Though astronomers first discovered HD 106906 b as a planet in 2013, the first images of the planet were taken in 2004, according to Nguyen. Until now, researchers within the field of astronomy were unsure whether the planet was stationary or in orbit.

“There was very little hope by a lot of groups to actually see any meaningful motion,” Nguyen said. “We were trying to figure out, can we measure precisely enough the position of this thing to see if we can get a meaningful type of orbit or motion?”
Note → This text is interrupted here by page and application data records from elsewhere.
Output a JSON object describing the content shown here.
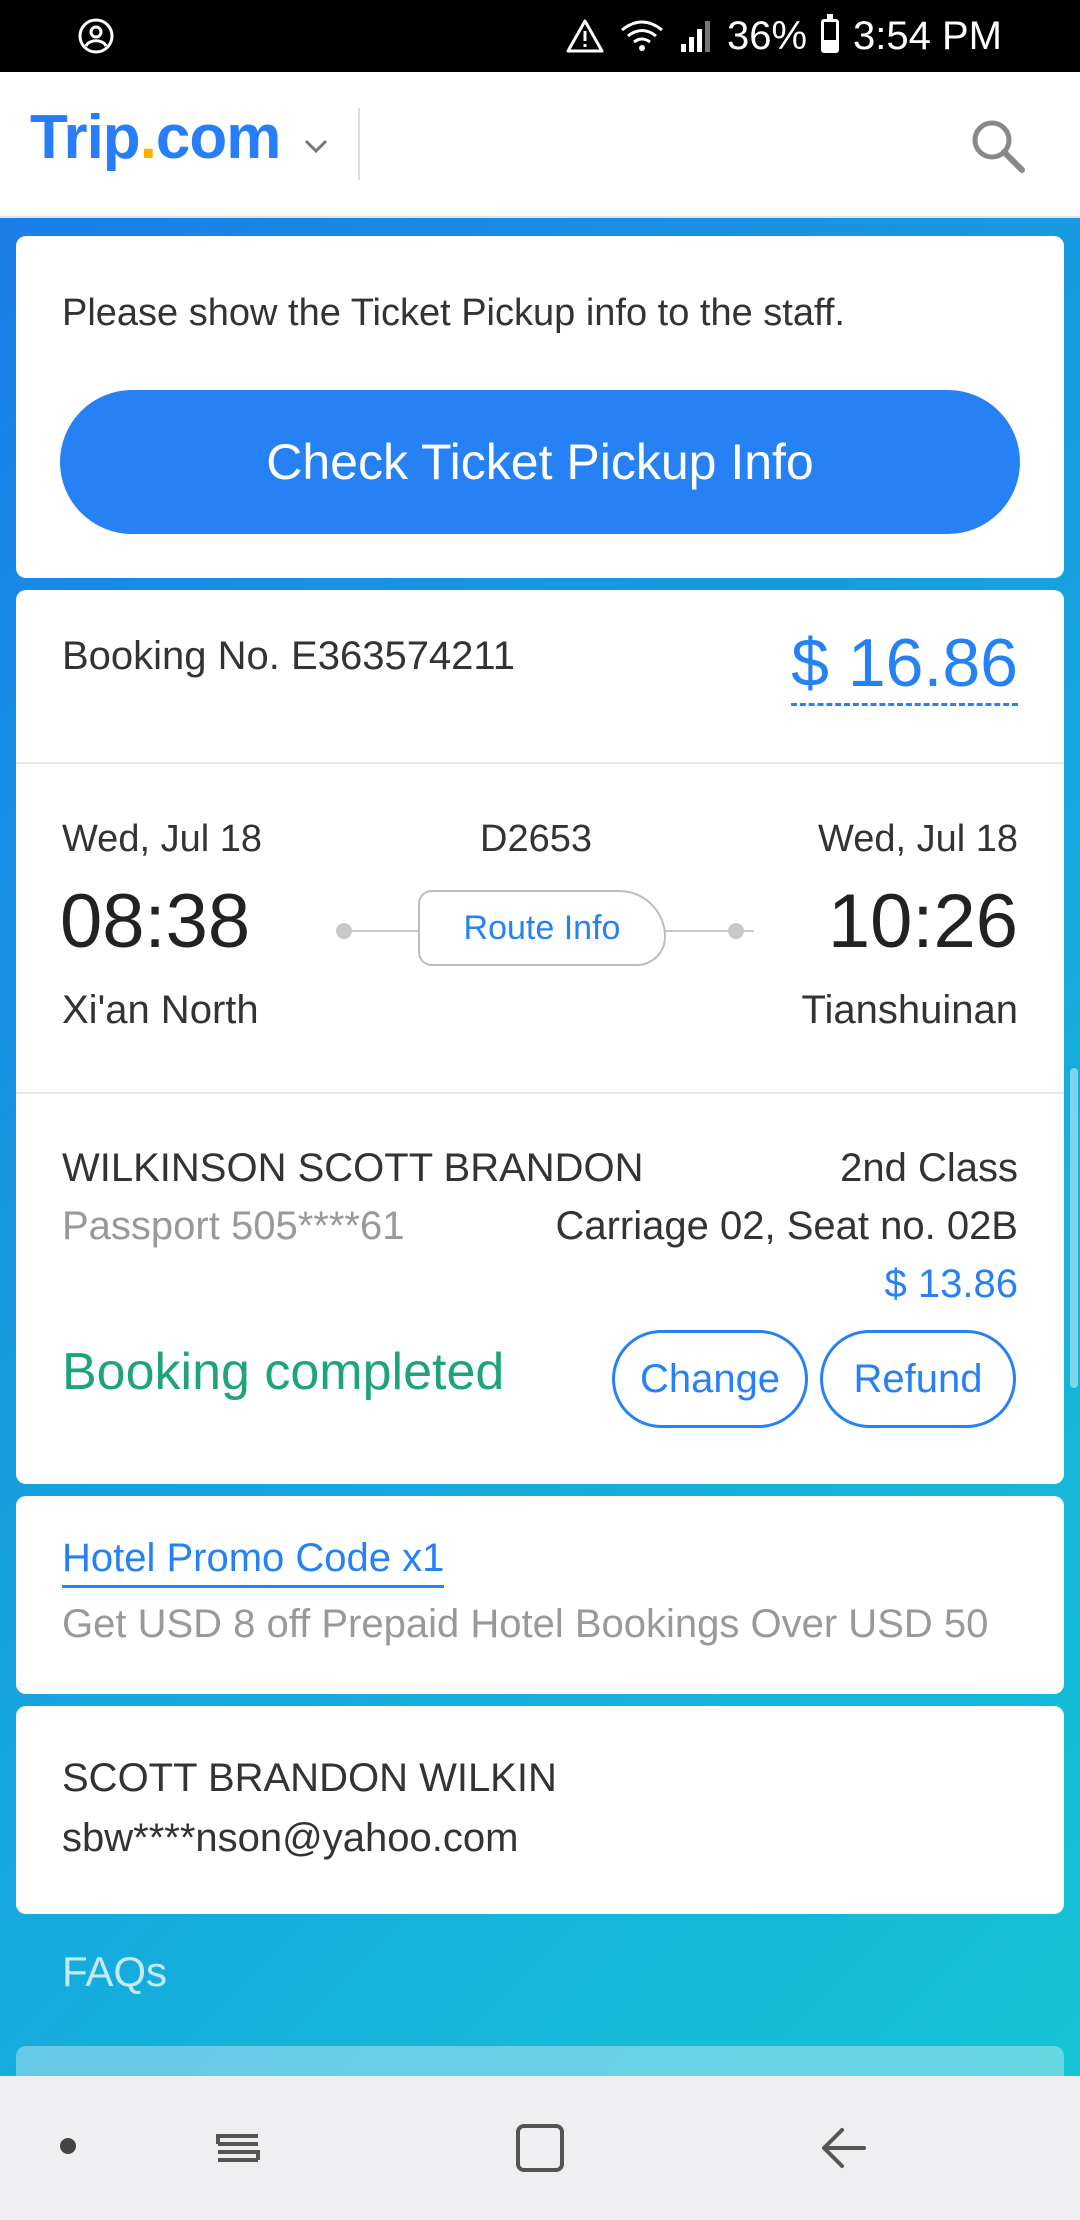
{
  "status_bar": {
    "battery_percent": "36%",
    "time": "3:54 PM",
    "battery_level": 0.36,
    "icons": [
      "account-circle-icon",
      "warning-icon",
      "wifi-icon",
      "signal-icon",
      "battery-icon"
    ]
  },
  "header": {
    "logo_main": "Trip",
    "logo_dot": ".",
    "logo_tld": "com",
    "icons": [
      "chevron-down-icon",
      "search-icon"
    ]
  },
  "pickup": {
    "instruction": "Please show the Ticket Pickup info to the staff.",
    "button_label": "Check Ticket Pickup Info"
  },
  "booking": {
    "booking_no": "Booking No. E363574211",
    "total_price": "$ 16.86",
    "train_no": "D2653",
    "departure": {
      "date": "Wed, Jul 18",
      "time": "08:38",
      "station": "Xi'an North"
    },
    "arrival": {
      "date": "Wed, Jul 18",
      "time": "10:26",
      "station": "Tianshuinan"
    },
    "route_info_label": "Route Info",
    "passenger": {
      "name": "WILKINSON SCOTT BRANDON",
      "passport": "Passport 505****61",
      "seat_class": "2nd Class",
      "seat": "Carriage 02, Seat no. 02B",
      "price": "$ 13.86"
    },
    "status": "Booking completed",
    "change_label": "Change",
    "refund_label": "Refund"
  },
  "promo": {
    "link": "Hotel Promo Code x1",
    "description": "Get USD 8 off Prepaid Hotel Bookings Over USD 50"
  },
  "contact": {
    "name": "SCOTT BRANDON WILKIN",
    "email": "sbw****nson@yahoo.com"
  },
  "faqs_label": "FAQs",
  "nav_bar": {
    "icons": [
      "dot-icon",
      "recent-apps-icon",
      "home-icon",
      "back-icon"
    ]
  },
  "colors": {
    "brand_blue": "#287dfa",
    "logo_dot": "#ffb000",
    "accent_blue": "#2681f5",
    "success_green": "#1fa37a"
  }
}
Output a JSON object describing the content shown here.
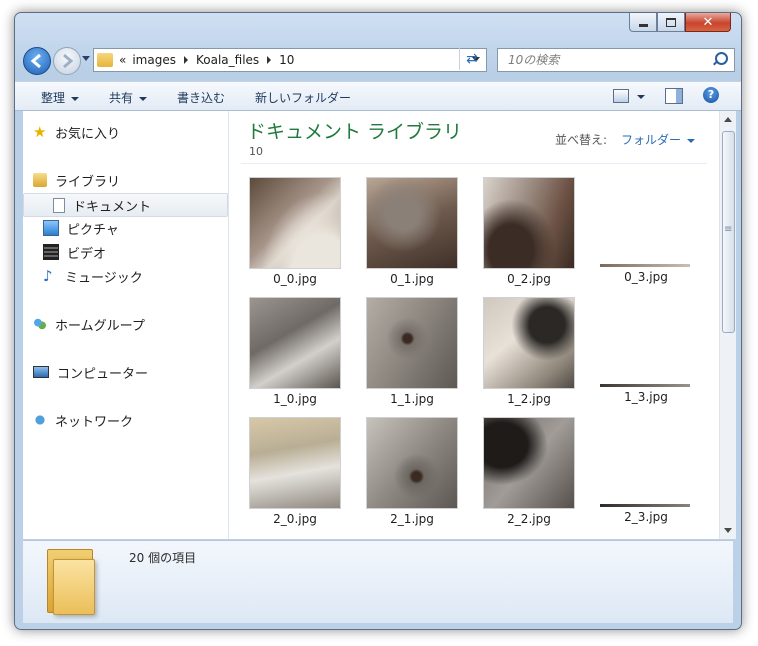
{
  "address": {
    "overflow": "«",
    "crumbs": [
      "images",
      "Koala_files",
      "10"
    ]
  },
  "search": {
    "placeholder": "10の検索"
  },
  "toolbar": {
    "organize": "整理",
    "share": "共有",
    "burn": "書き込む",
    "new_folder": "新しいフォルダー",
    "help": "?"
  },
  "sidebar": {
    "favorites": "お気に入り",
    "libraries": "ライブラリ",
    "documents": "ドキュメント",
    "pictures": "ピクチャ",
    "videos": "ビデオ",
    "music": "ミュージック",
    "homegroup": "ホームグループ",
    "computer": "コンピューター",
    "network": "ネットワーク"
  },
  "library": {
    "title": "ドキュメント ライブラリ",
    "subtitle": "10",
    "arrange_label": "並べ替え:",
    "arrange_value": "フォルダー"
  },
  "files": [
    {
      "name": "0_0.jpg"
    },
    {
      "name": "0_1.jpg"
    },
    {
      "name": "0_2.jpg"
    },
    {
      "name": "0_3.jpg"
    },
    {
      "name": "1_0.jpg"
    },
    {
      "name": "1_1.jpg"
    },
    {
      "name": "1_2.jpg"
    },
    {
      "name": "1_3.jpg"
    },
    {
      "name": "2_0.jpg"
    },
    {
      "name": "2_1.jpg"
    },
    {
      "name": "2_2.jpg"
    },
    {
      "name": "2_3.jpg"
    }
  ],
  "details": {
    "count": "20 個の項目"
  },
  "colors": {
    "accent_title": "#1f7a3c",
    "link": "#2a6bb5"
  }
}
The team looked at 14 years of images of the planet in hopes that they could detect motion over time, Nguyen added. They used data collected from both the Hubble Space Telescope and the Gaia Space Telescope to pinpoint the location of HD 106906, the binary star that HD 106906 b orbits.

Possible orbits for the planet were then mapped out by the researchers. These orbits support the hypothesis that HD 106906 b causes perturbations in the shape of the debris disk around the star HD 106906, which could explain why the debris disk has an asymmetrical shape, according to Nguyen.

“The immediate next steps will be for theorists to use the orbital information that we provided to nail down the dynamical history of HD 106906 b and how it co-evolved with the dusty disk and inner planetary system closer to the binary star,” said adjunct professor of astronomy and study co-author Paul Kalas in an email.

The findings also support the existence of Planet Nine, which could explain the orbits of objects in the debris disk analog of our solar system, known as the Kuiper Belt, according to Nguyen.

There is a cluster of objects within the Kuiper Belt that have orbitals all going in one direction, Nguyen said. To explain this, researchers proposed that a massive ninth planet exists and is pushing these objects in the opposite direction.

“They haven’t discovered Planet Nine yet,” Nguyen said. “It might not actually exist. One thing that’s interesting is that now that we found evidence of an object on an orbit similar to Planet Nine existing somewhere out in nature, it makes it much more plausible.”

Contact Emma Rooholfada at [email protected] and follow her on Twitter at @erooholfada_dc.